* Aim of the exercise *
In the entries below, find each line bearing the string "DANIELIUS" and copy it.

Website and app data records
━━━━━━━━━━━━━━━━━━━━━━━━━━━━━━
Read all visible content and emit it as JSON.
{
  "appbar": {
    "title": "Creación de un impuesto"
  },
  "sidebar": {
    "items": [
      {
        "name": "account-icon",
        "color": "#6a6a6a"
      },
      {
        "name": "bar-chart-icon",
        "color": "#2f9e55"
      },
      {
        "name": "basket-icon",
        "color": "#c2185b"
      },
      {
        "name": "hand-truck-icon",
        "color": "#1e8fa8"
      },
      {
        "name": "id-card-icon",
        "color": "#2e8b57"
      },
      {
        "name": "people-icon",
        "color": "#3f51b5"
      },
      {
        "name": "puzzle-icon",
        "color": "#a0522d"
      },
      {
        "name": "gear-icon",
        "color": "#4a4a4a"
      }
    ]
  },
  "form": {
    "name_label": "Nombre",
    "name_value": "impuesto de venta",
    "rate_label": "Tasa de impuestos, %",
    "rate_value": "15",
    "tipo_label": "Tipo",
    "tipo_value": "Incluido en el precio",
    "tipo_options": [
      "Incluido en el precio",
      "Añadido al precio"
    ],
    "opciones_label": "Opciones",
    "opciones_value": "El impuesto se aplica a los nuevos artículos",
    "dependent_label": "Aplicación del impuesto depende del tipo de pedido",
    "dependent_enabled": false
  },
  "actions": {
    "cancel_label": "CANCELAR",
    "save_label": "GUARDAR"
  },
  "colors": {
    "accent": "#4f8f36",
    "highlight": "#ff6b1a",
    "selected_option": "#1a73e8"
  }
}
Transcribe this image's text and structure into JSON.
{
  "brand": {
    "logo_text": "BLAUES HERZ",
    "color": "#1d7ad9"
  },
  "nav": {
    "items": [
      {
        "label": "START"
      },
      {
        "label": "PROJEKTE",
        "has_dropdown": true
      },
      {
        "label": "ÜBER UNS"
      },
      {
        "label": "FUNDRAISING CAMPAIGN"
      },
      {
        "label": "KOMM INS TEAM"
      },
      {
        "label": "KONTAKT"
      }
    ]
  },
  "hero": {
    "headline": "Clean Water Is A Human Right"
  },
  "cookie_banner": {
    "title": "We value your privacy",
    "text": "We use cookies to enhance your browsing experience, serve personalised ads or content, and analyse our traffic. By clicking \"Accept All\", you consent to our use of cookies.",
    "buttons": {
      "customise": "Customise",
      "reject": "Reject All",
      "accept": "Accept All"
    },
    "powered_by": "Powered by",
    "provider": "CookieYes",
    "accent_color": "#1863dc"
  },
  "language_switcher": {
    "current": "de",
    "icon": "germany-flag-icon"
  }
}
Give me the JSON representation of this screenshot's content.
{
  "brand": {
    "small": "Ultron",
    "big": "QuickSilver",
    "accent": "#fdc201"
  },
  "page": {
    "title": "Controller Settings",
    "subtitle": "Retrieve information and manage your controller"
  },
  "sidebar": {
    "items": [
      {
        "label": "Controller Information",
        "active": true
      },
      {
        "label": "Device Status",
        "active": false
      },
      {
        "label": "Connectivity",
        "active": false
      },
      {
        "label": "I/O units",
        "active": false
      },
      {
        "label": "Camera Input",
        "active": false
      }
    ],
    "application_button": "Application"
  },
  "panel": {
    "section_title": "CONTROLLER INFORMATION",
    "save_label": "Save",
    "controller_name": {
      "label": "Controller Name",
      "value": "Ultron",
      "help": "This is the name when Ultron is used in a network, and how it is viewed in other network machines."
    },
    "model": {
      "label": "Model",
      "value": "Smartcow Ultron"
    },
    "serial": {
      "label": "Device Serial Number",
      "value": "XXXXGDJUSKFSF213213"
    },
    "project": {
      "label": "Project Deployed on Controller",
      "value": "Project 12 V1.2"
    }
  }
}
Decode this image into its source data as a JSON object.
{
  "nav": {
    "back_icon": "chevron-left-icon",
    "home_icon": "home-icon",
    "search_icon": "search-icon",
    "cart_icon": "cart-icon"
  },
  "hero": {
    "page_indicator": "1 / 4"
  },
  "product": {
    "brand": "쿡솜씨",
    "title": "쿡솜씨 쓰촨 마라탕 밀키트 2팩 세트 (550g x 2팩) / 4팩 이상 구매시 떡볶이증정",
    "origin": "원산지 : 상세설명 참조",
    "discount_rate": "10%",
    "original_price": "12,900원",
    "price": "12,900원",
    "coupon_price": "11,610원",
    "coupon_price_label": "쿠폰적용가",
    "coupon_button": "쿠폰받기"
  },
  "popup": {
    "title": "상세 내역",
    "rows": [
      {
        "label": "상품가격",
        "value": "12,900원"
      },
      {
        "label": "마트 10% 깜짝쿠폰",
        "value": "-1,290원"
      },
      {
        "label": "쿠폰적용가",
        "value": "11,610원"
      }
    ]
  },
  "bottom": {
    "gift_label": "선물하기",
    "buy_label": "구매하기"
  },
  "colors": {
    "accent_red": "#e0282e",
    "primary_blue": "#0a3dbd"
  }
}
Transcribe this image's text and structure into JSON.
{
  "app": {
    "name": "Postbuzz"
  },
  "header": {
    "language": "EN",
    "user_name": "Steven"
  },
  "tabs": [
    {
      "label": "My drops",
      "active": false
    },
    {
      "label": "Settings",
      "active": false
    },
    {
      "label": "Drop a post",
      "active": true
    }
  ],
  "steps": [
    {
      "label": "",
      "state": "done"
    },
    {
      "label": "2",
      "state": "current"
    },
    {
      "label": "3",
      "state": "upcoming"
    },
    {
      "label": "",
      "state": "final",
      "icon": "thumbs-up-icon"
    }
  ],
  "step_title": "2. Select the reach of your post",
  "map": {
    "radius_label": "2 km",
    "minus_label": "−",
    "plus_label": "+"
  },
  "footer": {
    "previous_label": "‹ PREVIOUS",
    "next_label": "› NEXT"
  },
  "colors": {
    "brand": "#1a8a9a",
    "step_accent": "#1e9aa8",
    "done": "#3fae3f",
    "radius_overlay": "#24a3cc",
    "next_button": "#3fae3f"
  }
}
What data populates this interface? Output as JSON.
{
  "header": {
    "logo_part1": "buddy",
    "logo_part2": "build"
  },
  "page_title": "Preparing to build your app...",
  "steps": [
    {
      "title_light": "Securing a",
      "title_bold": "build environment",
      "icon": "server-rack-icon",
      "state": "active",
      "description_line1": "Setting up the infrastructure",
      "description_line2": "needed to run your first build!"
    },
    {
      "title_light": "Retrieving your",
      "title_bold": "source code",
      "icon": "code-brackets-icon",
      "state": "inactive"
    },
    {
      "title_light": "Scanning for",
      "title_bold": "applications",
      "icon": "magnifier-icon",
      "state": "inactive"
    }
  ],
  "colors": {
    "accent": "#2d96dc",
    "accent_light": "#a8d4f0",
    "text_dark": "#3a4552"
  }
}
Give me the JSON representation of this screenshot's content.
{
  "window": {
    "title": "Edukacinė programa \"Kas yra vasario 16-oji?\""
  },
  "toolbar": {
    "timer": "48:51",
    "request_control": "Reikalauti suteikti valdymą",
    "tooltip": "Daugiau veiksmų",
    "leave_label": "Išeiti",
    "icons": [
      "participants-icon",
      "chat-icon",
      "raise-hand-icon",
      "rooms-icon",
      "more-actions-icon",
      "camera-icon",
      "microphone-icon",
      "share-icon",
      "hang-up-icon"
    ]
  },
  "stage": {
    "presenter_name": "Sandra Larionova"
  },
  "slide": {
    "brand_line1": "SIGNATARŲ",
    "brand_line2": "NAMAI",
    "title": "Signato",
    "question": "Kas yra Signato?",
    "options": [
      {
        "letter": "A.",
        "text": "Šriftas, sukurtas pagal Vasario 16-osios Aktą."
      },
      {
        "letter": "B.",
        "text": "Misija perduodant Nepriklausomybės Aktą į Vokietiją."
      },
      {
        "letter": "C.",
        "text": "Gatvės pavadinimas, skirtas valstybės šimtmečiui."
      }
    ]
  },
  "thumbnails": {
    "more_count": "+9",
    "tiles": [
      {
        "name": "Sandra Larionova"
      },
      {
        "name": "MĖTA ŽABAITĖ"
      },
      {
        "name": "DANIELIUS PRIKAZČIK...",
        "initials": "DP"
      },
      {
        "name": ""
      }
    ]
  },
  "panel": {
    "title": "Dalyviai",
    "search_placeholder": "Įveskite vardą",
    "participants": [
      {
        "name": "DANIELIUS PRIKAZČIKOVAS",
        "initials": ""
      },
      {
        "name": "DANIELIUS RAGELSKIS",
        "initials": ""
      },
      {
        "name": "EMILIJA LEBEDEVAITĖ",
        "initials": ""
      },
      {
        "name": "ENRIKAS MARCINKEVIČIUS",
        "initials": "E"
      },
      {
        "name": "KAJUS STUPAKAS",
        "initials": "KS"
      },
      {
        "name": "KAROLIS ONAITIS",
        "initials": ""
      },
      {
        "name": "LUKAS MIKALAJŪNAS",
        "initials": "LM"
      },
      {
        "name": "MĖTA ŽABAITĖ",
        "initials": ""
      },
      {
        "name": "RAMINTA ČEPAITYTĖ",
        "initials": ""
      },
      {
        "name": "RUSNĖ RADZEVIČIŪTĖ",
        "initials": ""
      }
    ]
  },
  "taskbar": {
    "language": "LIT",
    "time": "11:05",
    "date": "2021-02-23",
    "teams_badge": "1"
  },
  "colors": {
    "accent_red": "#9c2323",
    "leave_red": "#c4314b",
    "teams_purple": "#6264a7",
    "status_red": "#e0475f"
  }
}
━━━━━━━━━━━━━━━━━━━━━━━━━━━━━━
* Solved exercise *
        "name": "DANIELIUS PRIKAZČIK...",
        "name": "DANIELIUS PRIKAZČIKOVAS",
        "name": "DANIELIUS RAGELSKIS",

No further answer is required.